Not a problem child, just a child with a problem
In what is a very exciting week with the release of his eagerly anticipated book ‘Check Mates’, Stewart Foster took time to answer a few questions with myself, David Keyte. A book with a subject very close to my heart and a character called ‘Mr Keytes’, this is one that will sit on my shelf for many years to come.
So what is ‘Check Mates’ all about then Stewart and how did you find the writing process?
Check Mates is a story about, Felix, a boy struggling with ADHD and his Granddad, who is struggling for a very different reason. For perhaps the first month, the story was flying along with me having as much fun as the two characters as they got to know each other and I got to know them. It was a blast, as Granddad’s crafty tactics led from chores to chess while Felix daydreamed of fighting a war from his treehouse with his friend, Jake. However, as I continued, I found I was having the same problem to sit still, as Felix. I could barely write two hundred words without getting up for bourbons! This was tragic for my daily word count, and my waistline!
I’d love to hear a little more, how did you choose to address ADHD and its role within the book?
I was however, still loving the fun I was having with Felix and Granddad, especially as the threat of an OAP going Suba Diving loomed. Eventually, like Granddad, I decided not to treat ADHD as a problem and, in the same way Granddad used methods to focus Felix’s mind, I did the same by rewarding myself with long cycle rides, but only after I’d written two thousand words. Eventually Felix’s and his granddad’s relationship began to blossom, as Granddad coaxes his grandson to concentrate, and Felix begins to realise that it’s him that’s the winner, not his ADHD. Like many kids these days, he’s had years of being misdiagnosed and misunderstood by doctors and teachers, but now hopes that his days in the isolation room are over. He now has an identity. Felix’s name is Felix Schopp, not, Felix ADHD.
Felix is a tremendously complex but likeable character, tell us a little more about him?
So, all the way through Check Mates, I strove desperately not to let ADHD define Felix. Felix is funny because he IS funny. Felix has a great imagination, because he HAS a great imagination. Yes, he has a ‘Problem’ but I wanted the reader to see that ADHD can be turned on its head and that we should encourage the creativity that can come from it. Felix’s Granddad teaches him chess, to help him concentrate at school, but at no point does he tell him to stop imagining he’s playing war games in his tree. I guess that’s one of the big things I’d like people to take from the book; to encourage imagination and creativity, and in doing so, feel like they can be good at something, whatever it may be.

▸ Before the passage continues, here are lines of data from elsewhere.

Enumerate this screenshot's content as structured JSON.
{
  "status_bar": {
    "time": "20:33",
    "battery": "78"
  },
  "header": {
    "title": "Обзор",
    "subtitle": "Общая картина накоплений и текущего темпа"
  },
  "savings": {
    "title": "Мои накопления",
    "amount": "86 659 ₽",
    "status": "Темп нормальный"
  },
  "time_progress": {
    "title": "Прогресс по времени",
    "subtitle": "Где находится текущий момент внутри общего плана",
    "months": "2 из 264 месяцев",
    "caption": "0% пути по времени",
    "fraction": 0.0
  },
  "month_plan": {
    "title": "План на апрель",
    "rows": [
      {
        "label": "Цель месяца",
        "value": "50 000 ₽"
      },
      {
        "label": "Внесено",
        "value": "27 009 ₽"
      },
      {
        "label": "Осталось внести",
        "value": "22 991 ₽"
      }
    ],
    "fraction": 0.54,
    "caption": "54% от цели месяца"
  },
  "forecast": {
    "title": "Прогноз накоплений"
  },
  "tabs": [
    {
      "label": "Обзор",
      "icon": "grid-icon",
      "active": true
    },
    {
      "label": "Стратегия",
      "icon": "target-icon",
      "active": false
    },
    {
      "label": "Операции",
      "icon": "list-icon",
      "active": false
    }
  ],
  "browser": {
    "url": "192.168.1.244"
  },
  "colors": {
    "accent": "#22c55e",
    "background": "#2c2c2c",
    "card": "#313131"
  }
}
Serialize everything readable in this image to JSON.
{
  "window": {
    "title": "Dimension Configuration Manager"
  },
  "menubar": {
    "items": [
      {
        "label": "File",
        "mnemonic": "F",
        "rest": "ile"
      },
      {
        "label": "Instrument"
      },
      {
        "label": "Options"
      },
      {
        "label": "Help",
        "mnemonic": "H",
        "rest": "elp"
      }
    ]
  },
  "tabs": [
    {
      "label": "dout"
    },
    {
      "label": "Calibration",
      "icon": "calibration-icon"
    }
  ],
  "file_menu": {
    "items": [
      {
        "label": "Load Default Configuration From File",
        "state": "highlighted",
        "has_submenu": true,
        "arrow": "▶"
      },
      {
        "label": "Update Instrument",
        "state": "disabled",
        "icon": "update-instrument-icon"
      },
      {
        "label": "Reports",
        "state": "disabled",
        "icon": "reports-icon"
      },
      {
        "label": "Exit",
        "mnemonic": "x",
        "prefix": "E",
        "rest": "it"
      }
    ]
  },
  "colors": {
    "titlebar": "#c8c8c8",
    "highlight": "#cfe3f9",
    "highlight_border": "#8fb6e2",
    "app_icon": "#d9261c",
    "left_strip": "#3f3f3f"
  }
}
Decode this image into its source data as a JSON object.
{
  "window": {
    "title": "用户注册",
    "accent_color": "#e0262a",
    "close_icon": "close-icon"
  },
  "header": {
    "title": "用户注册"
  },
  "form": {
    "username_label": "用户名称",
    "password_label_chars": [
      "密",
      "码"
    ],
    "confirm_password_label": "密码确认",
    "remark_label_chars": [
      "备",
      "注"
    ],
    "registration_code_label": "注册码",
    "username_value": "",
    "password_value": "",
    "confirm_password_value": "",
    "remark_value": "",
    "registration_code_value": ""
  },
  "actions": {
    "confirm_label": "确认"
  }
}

A huge thank you to Stewart for taking the time to answer my questions, now stop reading this and order yourself a copy!